Here is the final solution that I was able to use. I decided to layer a piece of mulberry paper on top of the postcard. The paper was a light peach color which I thought would give the card some nice color and contrast to the iridescent purple ink. I applied a thin coat of ModPodge to the postcard and placed the paper over it. After the paper dried, I Gocco printed the text is basic white. The interesting aspect of the final result is that the text is so faint that it is almost holographic in nature. You don't notice the text until the light hits the card at an angle. The glossy finish of the paint against the matte finish of the paper and card make this effect happen.
I then decided to see what would happen if I put ModPodge over the inked card. What happened was that the holographic nature of the text disappeared because there was no surface differential between the text and paper. In essence, the text gets lost in the glossy coating.
Finally, I decided to see what would happened if there was a colored variation/differential. In other words, would the text show up stronger if the top coating of ModPodge was tinted? So I poured out a small amount of ModPodge and tinted it with orange Dr. Ph. Martin watercolor concentrate. I had never thought about tinting ModPodge before but I figured two water based products should blend.

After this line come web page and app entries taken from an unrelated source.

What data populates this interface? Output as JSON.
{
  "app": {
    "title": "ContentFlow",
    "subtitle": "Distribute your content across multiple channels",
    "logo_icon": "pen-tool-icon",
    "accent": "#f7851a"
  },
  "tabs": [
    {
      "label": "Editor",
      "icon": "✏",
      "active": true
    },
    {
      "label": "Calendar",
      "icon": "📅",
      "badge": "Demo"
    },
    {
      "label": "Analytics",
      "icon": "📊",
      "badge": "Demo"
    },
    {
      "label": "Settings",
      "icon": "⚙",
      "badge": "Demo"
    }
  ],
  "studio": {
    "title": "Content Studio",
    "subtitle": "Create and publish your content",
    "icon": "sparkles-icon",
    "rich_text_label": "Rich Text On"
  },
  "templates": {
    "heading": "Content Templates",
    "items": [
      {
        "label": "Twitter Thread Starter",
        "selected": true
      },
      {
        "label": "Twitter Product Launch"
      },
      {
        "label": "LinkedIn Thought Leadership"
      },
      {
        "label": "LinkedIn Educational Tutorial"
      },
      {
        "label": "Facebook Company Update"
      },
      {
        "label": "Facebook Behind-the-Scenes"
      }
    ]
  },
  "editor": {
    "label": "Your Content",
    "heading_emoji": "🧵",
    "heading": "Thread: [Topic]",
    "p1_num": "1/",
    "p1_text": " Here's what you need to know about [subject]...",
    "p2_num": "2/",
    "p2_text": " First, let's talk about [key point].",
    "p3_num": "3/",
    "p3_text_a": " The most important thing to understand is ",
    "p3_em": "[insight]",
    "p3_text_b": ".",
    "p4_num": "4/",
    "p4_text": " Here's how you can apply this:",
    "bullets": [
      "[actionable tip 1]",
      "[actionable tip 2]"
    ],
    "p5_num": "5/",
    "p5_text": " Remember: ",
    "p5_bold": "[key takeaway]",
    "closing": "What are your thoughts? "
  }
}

The tinting changed the overall color of the card which was fine. The holographic aspect of the text still disappeared but the text shows up better in the tinted card. I also had to tint the back of the card with ModPodge because some of the product edged under the card. I am not totally displeased with the results but I still like the holographic effect of the matte card. I will definitely use tinted ModPodge in the future.
The finished card with holographic effect.
The ModPodge layered card (without tinting).
The tinted ModPodge front.
The tinted back of the card.
P.S. the scan is much more yellow than it really appears. The card is really more of an apricot color.